child learning sign language
Julie Hambleton
Julie Hambleton
March 24, 2020 ·  2 min read

Should all children learn sign language?

Imagine the excitement you would feel on the day your baby brother is being born. Not only can you not wait to meet them, but your head begins to fill with ideas about all the fun things you will do together as you get older.

Now imagine being told that your new baby brother sustained serious brain damage during the birthing process and will most likely never be able to communicate with you.

This is the news that Jade Kilduff received shortly after the birth of her brother Christian. She refused to give up on her little brother, and what the two of them have achieved is nothing short of spectacular.

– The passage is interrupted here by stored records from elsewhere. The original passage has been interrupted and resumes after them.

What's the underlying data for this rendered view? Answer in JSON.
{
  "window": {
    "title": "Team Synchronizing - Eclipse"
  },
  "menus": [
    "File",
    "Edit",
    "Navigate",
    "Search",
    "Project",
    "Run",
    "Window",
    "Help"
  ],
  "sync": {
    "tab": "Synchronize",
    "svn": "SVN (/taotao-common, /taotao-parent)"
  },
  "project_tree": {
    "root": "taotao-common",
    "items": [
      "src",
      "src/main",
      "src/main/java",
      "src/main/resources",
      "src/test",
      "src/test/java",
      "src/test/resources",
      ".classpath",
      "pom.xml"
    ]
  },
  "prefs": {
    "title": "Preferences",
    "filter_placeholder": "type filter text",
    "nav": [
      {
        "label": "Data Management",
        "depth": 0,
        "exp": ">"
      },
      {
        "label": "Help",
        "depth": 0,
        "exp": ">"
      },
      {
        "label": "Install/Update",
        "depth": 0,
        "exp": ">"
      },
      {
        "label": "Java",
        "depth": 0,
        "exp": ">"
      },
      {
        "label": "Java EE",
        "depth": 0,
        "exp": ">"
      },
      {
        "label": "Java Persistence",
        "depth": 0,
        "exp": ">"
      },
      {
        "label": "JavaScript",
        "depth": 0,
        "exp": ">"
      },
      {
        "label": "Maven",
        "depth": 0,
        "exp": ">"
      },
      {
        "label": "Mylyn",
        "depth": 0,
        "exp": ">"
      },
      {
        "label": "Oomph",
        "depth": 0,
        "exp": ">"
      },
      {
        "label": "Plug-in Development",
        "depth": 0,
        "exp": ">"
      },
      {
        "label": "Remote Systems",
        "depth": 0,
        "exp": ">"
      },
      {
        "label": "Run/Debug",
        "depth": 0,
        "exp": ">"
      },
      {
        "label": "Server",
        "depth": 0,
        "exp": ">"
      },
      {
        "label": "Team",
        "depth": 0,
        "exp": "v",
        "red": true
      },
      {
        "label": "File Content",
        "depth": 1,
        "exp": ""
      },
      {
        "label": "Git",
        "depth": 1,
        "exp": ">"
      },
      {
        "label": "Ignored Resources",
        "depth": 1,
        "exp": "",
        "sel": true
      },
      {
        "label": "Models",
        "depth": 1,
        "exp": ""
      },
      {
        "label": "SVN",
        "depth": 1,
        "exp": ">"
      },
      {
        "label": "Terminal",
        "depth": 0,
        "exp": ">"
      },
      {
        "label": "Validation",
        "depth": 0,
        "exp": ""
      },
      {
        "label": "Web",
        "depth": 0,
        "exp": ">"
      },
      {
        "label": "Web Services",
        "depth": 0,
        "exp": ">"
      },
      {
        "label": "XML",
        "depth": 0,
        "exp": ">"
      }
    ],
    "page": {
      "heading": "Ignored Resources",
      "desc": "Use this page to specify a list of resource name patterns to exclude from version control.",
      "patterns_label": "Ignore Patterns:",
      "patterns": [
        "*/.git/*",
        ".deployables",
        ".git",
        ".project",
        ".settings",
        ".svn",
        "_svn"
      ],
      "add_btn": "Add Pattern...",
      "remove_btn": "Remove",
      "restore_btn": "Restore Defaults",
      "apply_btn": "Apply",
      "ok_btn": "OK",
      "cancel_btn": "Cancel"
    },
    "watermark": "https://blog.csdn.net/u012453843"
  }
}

A different way to communicate

Christian Kilduff was born with Non-verbal Cerebral Palsy. Jade decided to learn sign language and teach it to her brother so that they can communicate. (1)

“At first we were told he would never be able to communicate or even understand what we were saying.” Jade explained to The Daily Mail UK. “As he got older he would be frustrated because he wanted to tell us what he wanted so it would be frustrating to see him get so upset.” (1)

Now she is 17 and Christian is 4, and they have a YouTube channel called Sign Along With Us where they sign along to popular songs to spread awareness and teach others sign language. (1)

Since their first video the pair have become an internet sensation with people tuning in from all over the world. (1)

Read: Nurse Places Dying Newborn next To Her Twin, Ends up Giving Her a Hug That Saves Her Life

Fame for a good cause

Using their newfound celebrity, Jade is campaigning to have sign language be taught in elementary schools. So far, she has over 100,000 signatures.(2)

Her idea is to have all students learn a “sign of the day” using Makaton, an online language program that uses symbols, signs, and speech to enable all people to communicate. (3)

The benefits of learning sign language

Learning sign language has so many positive outcomes, and not just for the person unable to speak and/or hear (5):

  • Growing usage – you will be better able to communicate with others.
  • Boosts the brain – bilingualism is good for the health of your brain. Learning sign language has the same brain-boosting effects: 
    • Higher abstract and creative thinking skills.
    • Better at problem-solving.
    • Greater cognitive flexibility.
    • Improved listening skills.
    • Higher academic achievement.
  • Marketability – This is a fantastic skill for your resume and makes you stand out among other job applicants.

If children are taught sign language from a young age in school, the world will be a more open and accessible place for everyone. So why not add it to all school curricula?

If you would like to sign Jades petition, click here